**TRY IT**
For every line that contains the string "source", pull that line out of the material below.

**INPUT RECORDS**
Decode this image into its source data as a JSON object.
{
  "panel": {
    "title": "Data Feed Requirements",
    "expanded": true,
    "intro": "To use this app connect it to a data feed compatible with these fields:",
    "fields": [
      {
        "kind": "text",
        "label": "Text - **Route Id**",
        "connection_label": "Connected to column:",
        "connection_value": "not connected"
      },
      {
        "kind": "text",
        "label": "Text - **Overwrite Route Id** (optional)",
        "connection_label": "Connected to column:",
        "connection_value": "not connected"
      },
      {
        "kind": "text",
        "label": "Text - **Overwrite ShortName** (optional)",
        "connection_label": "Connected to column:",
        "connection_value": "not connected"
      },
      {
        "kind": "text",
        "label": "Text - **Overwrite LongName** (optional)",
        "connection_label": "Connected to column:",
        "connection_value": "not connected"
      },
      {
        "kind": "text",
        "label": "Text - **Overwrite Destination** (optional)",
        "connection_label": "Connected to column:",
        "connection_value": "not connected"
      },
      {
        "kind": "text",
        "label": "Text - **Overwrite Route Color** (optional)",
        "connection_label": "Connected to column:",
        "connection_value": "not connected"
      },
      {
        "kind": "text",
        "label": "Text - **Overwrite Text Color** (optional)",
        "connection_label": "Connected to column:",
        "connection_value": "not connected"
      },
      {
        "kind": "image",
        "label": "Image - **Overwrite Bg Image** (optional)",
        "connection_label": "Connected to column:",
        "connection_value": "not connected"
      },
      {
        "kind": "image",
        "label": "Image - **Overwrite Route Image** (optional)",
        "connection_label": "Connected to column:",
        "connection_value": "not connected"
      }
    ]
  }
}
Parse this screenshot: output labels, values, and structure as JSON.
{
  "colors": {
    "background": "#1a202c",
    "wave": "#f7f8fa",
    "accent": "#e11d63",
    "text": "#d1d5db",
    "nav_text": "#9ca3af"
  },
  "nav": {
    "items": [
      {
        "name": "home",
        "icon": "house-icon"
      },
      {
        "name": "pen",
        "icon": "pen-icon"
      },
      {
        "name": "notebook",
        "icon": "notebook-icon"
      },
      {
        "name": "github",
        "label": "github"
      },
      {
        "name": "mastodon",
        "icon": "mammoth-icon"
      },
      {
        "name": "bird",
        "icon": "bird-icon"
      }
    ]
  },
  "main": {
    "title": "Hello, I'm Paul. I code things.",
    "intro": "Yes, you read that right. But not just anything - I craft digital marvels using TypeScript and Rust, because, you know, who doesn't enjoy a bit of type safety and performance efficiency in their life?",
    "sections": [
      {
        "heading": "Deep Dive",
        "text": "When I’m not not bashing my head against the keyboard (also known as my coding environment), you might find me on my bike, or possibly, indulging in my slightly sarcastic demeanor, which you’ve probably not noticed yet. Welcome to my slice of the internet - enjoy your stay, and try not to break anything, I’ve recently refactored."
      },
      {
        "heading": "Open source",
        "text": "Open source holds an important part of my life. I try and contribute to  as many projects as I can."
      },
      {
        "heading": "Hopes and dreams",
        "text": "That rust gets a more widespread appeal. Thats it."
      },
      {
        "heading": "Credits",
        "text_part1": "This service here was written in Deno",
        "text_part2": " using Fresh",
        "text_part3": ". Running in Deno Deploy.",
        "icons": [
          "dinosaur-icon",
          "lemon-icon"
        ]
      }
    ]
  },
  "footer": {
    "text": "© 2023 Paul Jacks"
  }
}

**RESPONSE**
Decode this image into its source data as a JSON object.
        "heading": "Open source",
        "text": "Open source holds an important part of my life. I try and contribute to  as many projects as I can."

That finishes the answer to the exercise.